Another reason why the work days approach makes more sense is that the calendar days construction would put financial pressure on the company to reduce expense in a way that would hamper the workers' opportunities to search for new jobs. The company in this and any case could avoid liability by requiring the workers to come in every work day during the 60-day notice period, and telling them to sit and waste time in a plant that produced nothing. But if the company closes the plant and tells the workers to come in for their paychecks and otherwise feel free to look for work, retrain, or do as they like during the 60-day period, then under the workers' theory in this case, it has to pay them for weekends and holidays. Indeed, Stone Forest, the defendant in this case, did exactly what the more sensible alternative describes. Congress was trying to make a shutdown less painful for the workers, yet the construction urged by the workers and the amici in this case would make a shutdown more painful, by discouraging employers from letting workers use the 60-day notice period to search for new jobs. We should not choose a construction of ambiguous statutory language that would attribute irrationality to Congress, where the words also lend themselves to a sensible construction.

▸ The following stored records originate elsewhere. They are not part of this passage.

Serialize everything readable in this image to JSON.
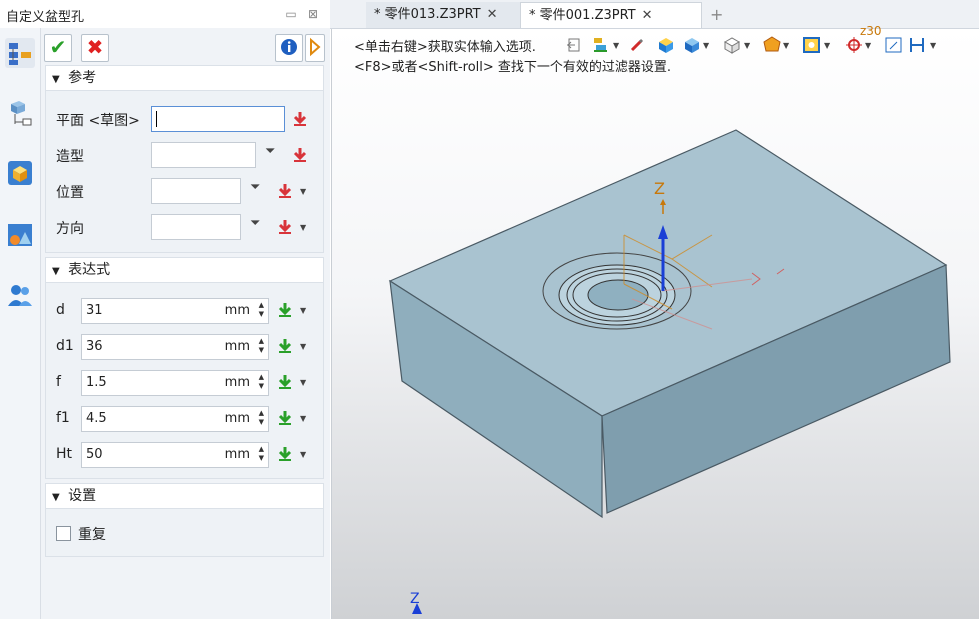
{
  "panel": {
    "title": "自定义盆型孔",
    "sections": {
      "reference": "参考",
      "expression": "表达式",
      "settings": "设置"
    },
    "reference_fields": [
      {
        "label": "平面 <草图>"
      },
      {
        "label": "造型"
      },
      {
        "label": "位置"
      },
      {
        "label": "方向"
      }
    ],
    "expression_fields": [
      {
        "label": "d",
        "value": "31",
        "unit": "mm"
      },
      {
        "label": "d1",
        "value": "36",
        "unit": "mm"
      },
      {
        "label": "f",
        "value": "1.5",
        "unit": "mm"
      },
      {
        "label": "f1",
        "value": "4.5",
        "unit": "mm"
      },
      {
        "label": "Ht",
        "value": "50",
        "unit": "mm"
      }
    ],
    "repeat_label": "重复",
    "repeat_checked": false
  },
  "tabs": [
    {
      "label": "* 零件013.Z3PRT",
      "close": "✕"
    },
    {
      "label": "* 零件001.Z3PRT",
      "close": "✕"
    }
  ],
  "tab_add": "+",
  "viewport": {
    "hint_line1": "<单击右键>获取实体输入选项.",
    "hint_line2": "<F8>或者<Shift-roll> 查找下一个有效的过滤器设置.",
    "axis_label": "Z",
    "axis_label_bottom": "Z",
    "corner_text": "z30"
  },
  "colors": {
    "accent": "#5a8fd6",
    "part_top": "#a9c3d0",
    "part_side": "#8faebd",
    "part_front": "#7f9eae",
    "axis_blue": "#1a3fd6",
    "axis_orange": "#c8780a"
  },
  "icons": [
    "ok-check-icon",
    "cancel-x-icon",
    "info-icon",
    "expand-right-icon",
    "download-arrow-icon",
    "chevron-double-down-icon"
  ]
}
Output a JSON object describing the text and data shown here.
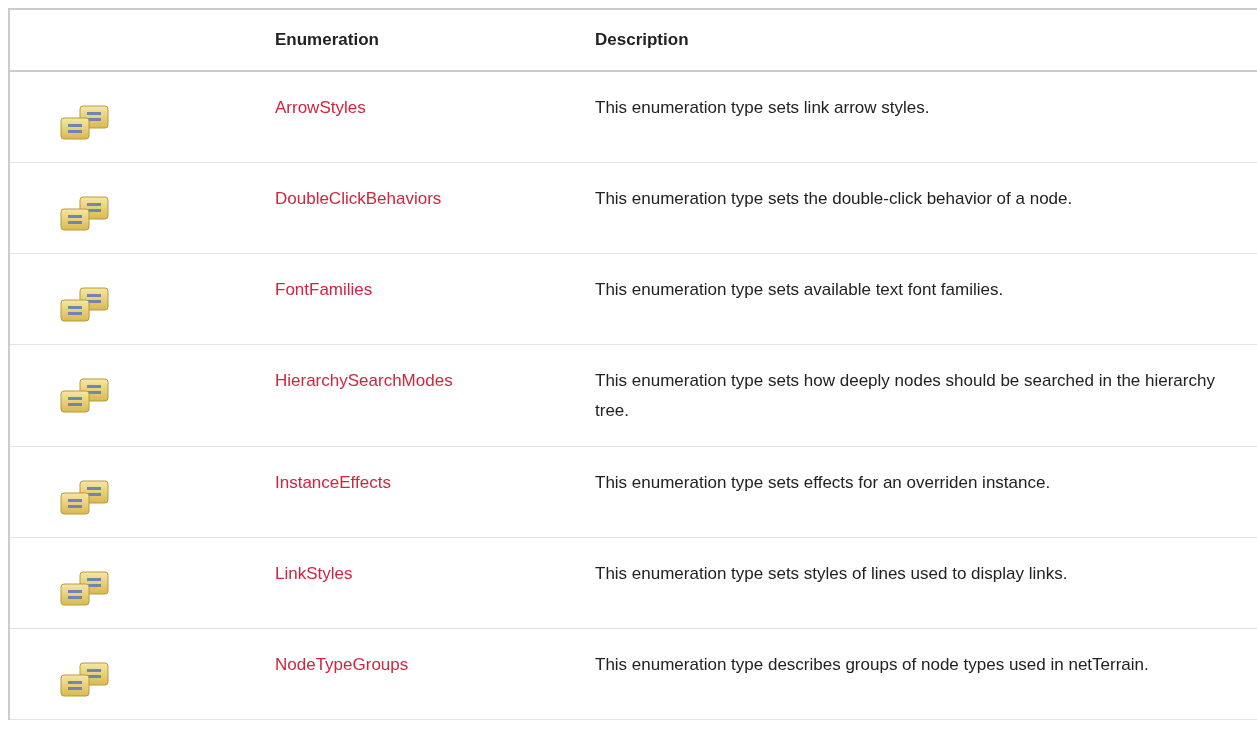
{
  "table": {
    "columns": [
      "Enumeration",
      "Description"
    ],
    "rows": [
      {
        "name": "ArrowStyles",
        "description": "This enumeration type sets link arrow styles."
      },
      {
        "name": "DoubleClickBehaviors",
        "description": "This enumeration type sets the double-click behavior of a node."
      },
      {
        "name": "FontFamilies",
        "description": "This enumeration type sets available text font families."
      },
      {
        "name": "HierarchySearchModes",
        "description": "This enumeration type sets how deeply nodes should be searched in the hierarchy tree."
      },
      {
        "name": "InstanceEffects",
        "description": "This enumeration type sets effects for an overriden instance."
      },
      {
        "name": "LinkStyles",
        "description": "This enumeration type sets styles of lines used to display links."
      },
      {
        "name": "NodeTypeGroups",
        "description": "This enumeration type describes groups of node types used in netTerrain."
      }
    ]
  }
}
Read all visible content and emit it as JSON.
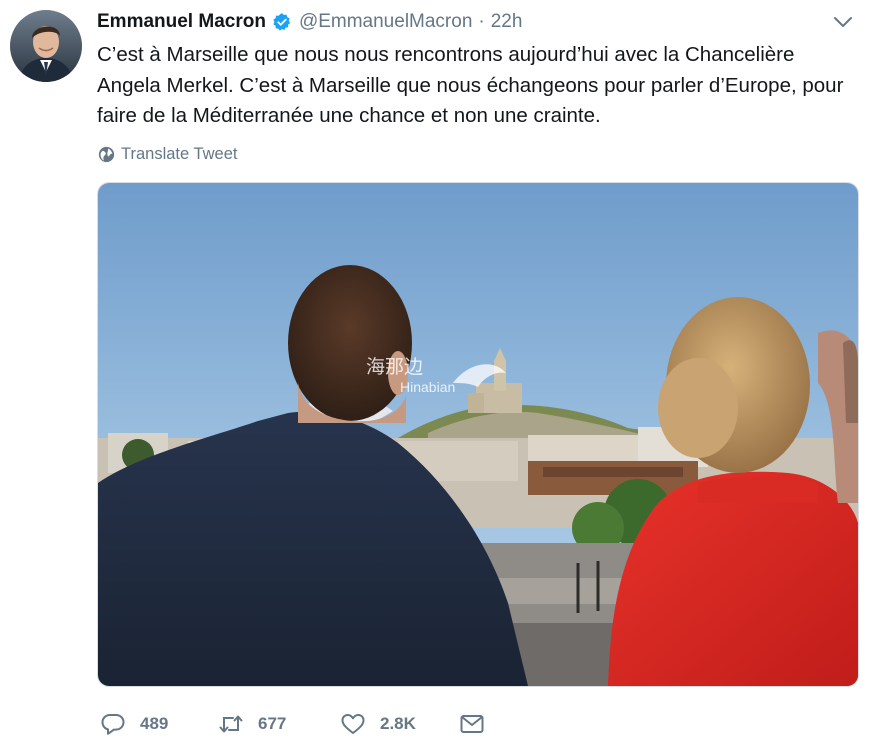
{
  "author": {
    "name": "Emmanuel Macron",
    "handle": "@EmmanuelMacron",
    "separator": "·",
    "time": "22h",
    "verified": true
  },
  "tweet": {
    "lines": [
      "C’est à Marseille que nous nous rencontrons aujourd’hui avec la Chancelière",
      "Angela Merkel. C’est à Marseille que nous échangeons pour parler d’Europe, pour",
      "faire de la Méditerranée une chance et non une crainte."
    ]
  },
  "translate": {
    "label": "Translate Tweet",
    "icon": "globe-icon"
  },
  "media": {
    "watermark_cn": "海那边",
    "watermark_en": "Hinabian"
  },
  "actions": {
    "reply": {
      "count": "489",
      "icon": "reply-icon"
    },
    "retweet": {
      "count": "677",
      "icon": "retweet-icon"
    },
    "like": {
      "count": "2.8K",
      "icon": "heart-icon"
    },
    "dm": {
      "icon": "envelope-icon"
    }
  },
  "colors": {
    "text": "#14171a",
    "secondary": "#657786",
    "verified": "#1da1f2",
    "border": "#d7dde2"
  }
}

The work days approach is a good literal reading. The statute says that the violating company must pay “back pay” for every day of the violation period. The term “back pay” for employees has traditionally been understood to mean “a sum equal to what they normally would have earned” had the violation not occurred. Phelps Dodge Corp. v. NLRB, 313 U.S. 177, 197, 61 S.Ct. 845, 85 L.Ed. 1271 (1941). The 4 10s worker normally would have earned compensation for about 9 weeks, 360 hours, in a 60 day period, not 600 hours. The 5 8s worker, likewise 360 hours, not 480. The “back pay” for a day that a worker would not have worked had there been no violation would be zero.
Although this is a case of first impression for us, several other circuits have decided the question raised. The Third Circuit tackled the question first, and adopted the calendar days construction favored by the workers. United Steelworkers of America v. North Star Steel Co., 5 F.3d 39, 43 (3d Cir.1993). But three other circuits, the Fifth, Sixth and Tenth, have subsequently rejected the Third Circuit's reasoning and result, and adopted the work days approach. Carpenters Dist. Council of New Orleans v. Dillard Dept. Stores, Inc., 15 F.3d 1275, 1283-85 (5th Cir.1994); Saxion v. Titan-C-Manufacturing, Inc., 86 F.3d 553, 560-61 (6th Cir.1996); Frymire v. Ampex Corp., 61 F.3d 757, 771-72 (10th Cir.1995). We agree with the critique the other circuits have made of the Third Circuit construction, and with the Tenth Circuit's observation that the legislative history “remain[s] susceptible to the same multiple interpretations” as the statutory language. Frymire, 61 F.3d at 771.
The workers argue that the district court erred in holding that the “good faith” provision of 29 U.S.C. § 2104(a)(4) applied, but we need not reach the issue, because of our conclusion on the work days or calendar days issue. The workers also argue that the district court erred in declining to exercise supplemental jurisdiction over their state law claim under the Oregon Wage Law, ORS § 652.140, but only “because the district court erred in dismissing plaintiff's WARN Act claim.” Because we have held that the district court did not err in dismissing the WARN Act claim, this contention need not be considered further.
KLEINFELD, Circuit Judge: